TASK DETAILS:
Across the entries below, count the lines that contain the word "summary" and reply with that number only.

Items from a data source:
===============
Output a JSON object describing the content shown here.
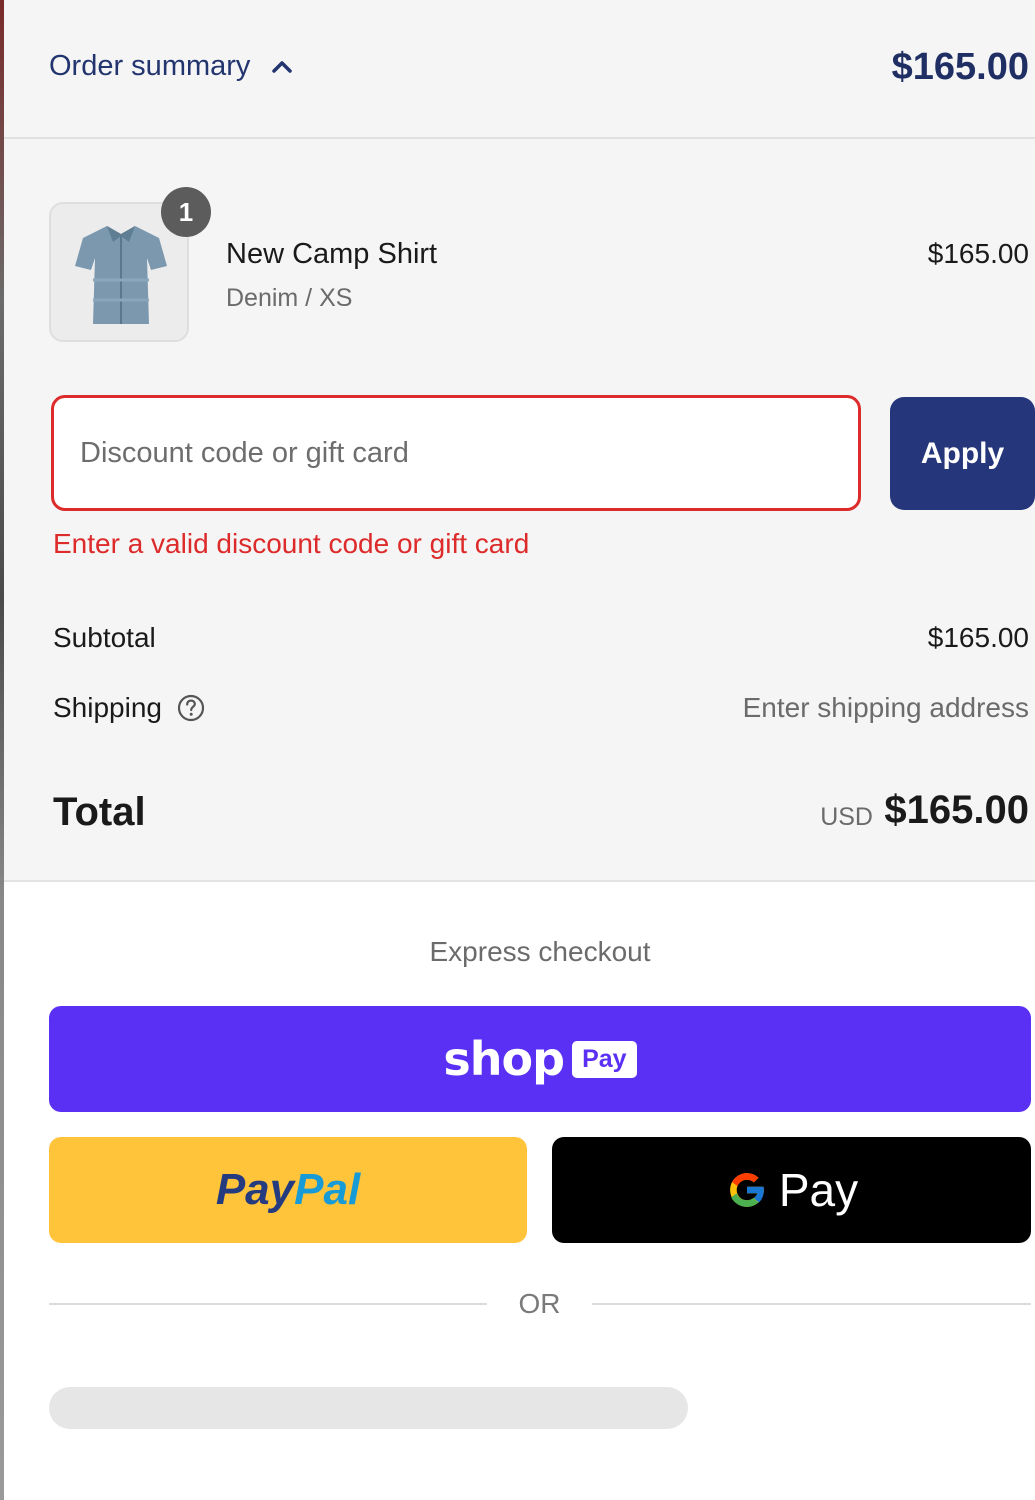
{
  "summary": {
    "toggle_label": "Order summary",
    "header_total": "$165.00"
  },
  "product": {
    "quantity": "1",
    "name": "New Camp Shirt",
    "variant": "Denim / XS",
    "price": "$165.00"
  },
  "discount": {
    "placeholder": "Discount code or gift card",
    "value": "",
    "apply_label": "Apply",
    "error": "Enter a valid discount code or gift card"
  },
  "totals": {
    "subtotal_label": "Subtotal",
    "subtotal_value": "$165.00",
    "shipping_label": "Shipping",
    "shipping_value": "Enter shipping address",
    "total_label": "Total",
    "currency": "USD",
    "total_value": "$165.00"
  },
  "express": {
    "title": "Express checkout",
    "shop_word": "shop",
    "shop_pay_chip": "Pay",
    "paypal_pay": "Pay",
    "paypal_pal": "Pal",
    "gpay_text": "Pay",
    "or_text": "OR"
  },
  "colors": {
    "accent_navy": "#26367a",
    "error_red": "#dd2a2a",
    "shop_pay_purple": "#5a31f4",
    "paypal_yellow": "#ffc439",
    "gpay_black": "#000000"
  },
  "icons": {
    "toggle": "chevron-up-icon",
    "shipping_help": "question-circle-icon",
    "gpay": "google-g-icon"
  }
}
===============
EXERCISE OUTPUT:
2